- **AIM OF THE TASK**
Omit the images and output every line of the data below exactly.

Web page and app entries:

--

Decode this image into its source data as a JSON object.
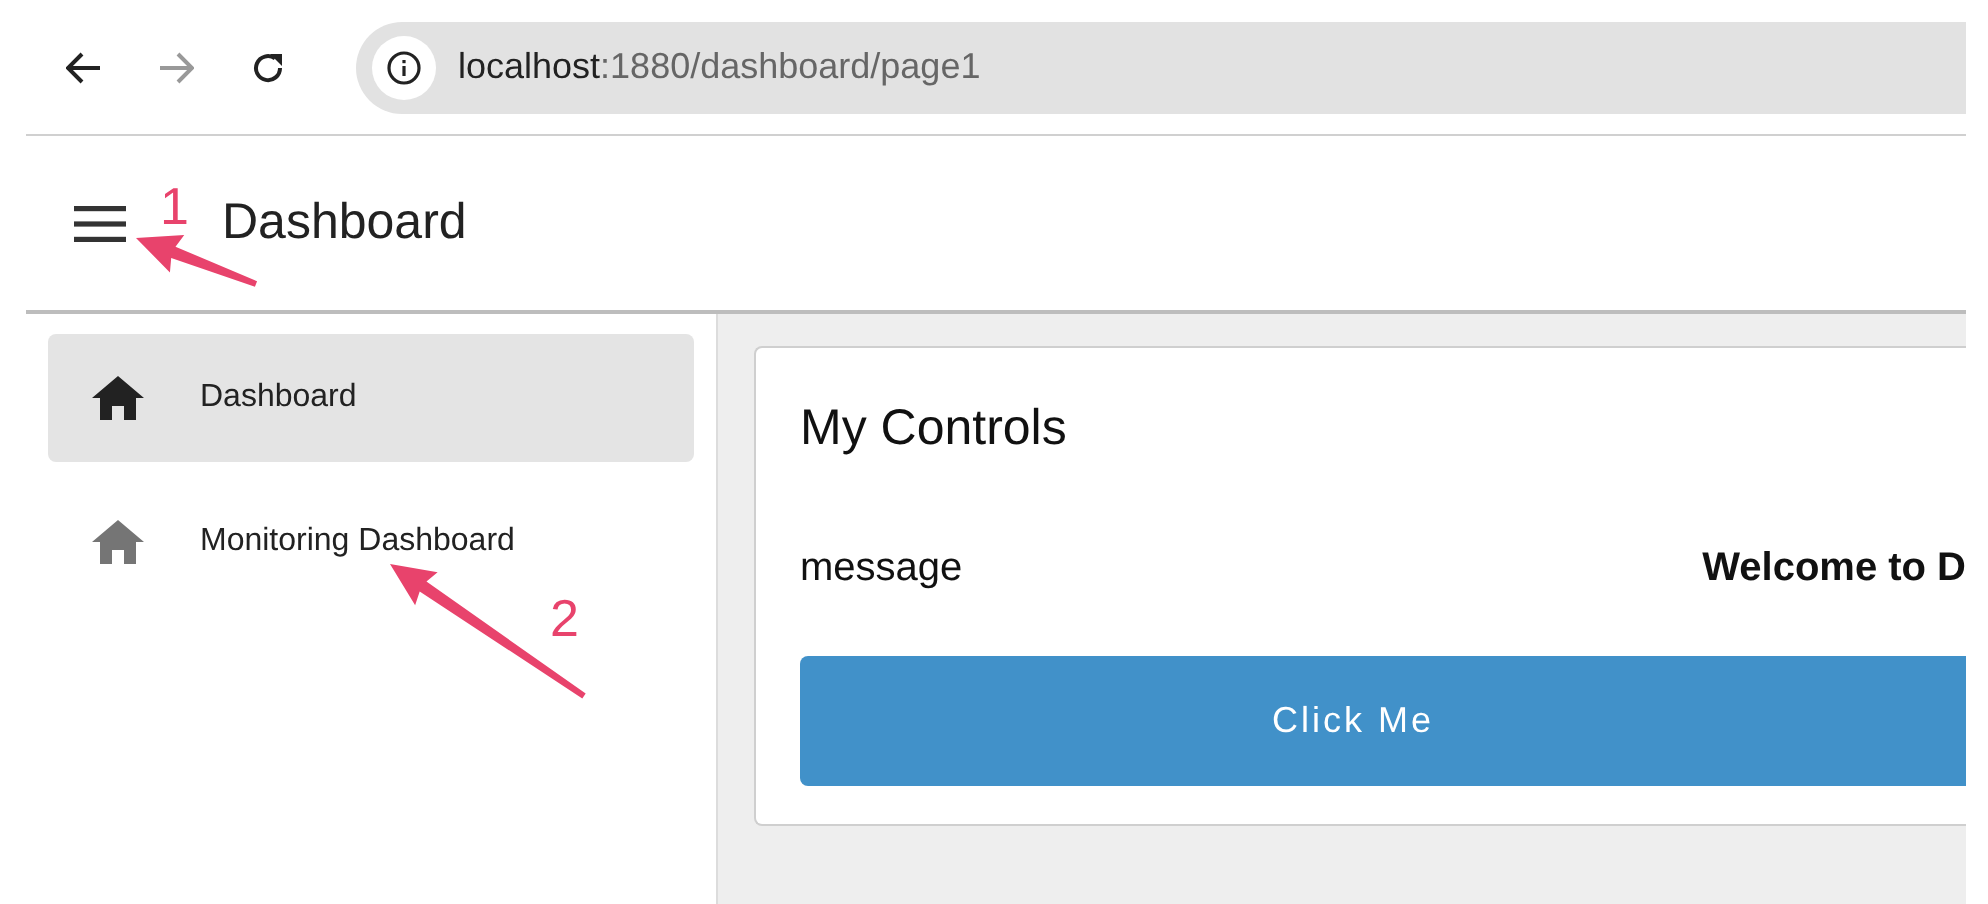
{
  "browser": {
    "url_host": "localhost",
    "url_path": ":1880/dashboard/page1"
  },
  "header": {
    "title": "Dashboard"
  },
  "sidebar": {
    "items": [
      {
        "label": "Dashboard",
        "selected": true
      },
      {
        "label": "Monitoring Dashboard",
        "selected": false
      }
    ]
  },
  "card": {
    "title": "My Controls",
    "rows": [
      {
        "label": "message",
        "value": "Welcome to D"
      }
    ],
    "button": "Click Me"
  },
  "annotations": [
    {
      "number": "1"
    },
    {
      "number": "2"
    }
  ]
}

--

- **YOUR RESPONSE**
Decode this image into its source data as a JSON object.
{
  "browser": {
    "url_host": "localhost",
    "url_path": ":1880/dashboard/page1"
  },
  "header": {
    "title": "Dashboard"
  },
  "sidebar": {
    "items": [
      {
        "label": "Dashboard",
        "selected": true
      },
      {
        "label": "Monitoring Dashboard",
        "selected": false
      }
    ]
  },
  "card": {
    "title": "My Controls",
    "rows": [
      {
        "label": "message",
        "value": "Welcome to D"
      }
    ],
    "button": "Click Me"
  },
  "annotations": [
    {
      "number": "1"
    },
    {
      "number": "2"
    }
  ]
}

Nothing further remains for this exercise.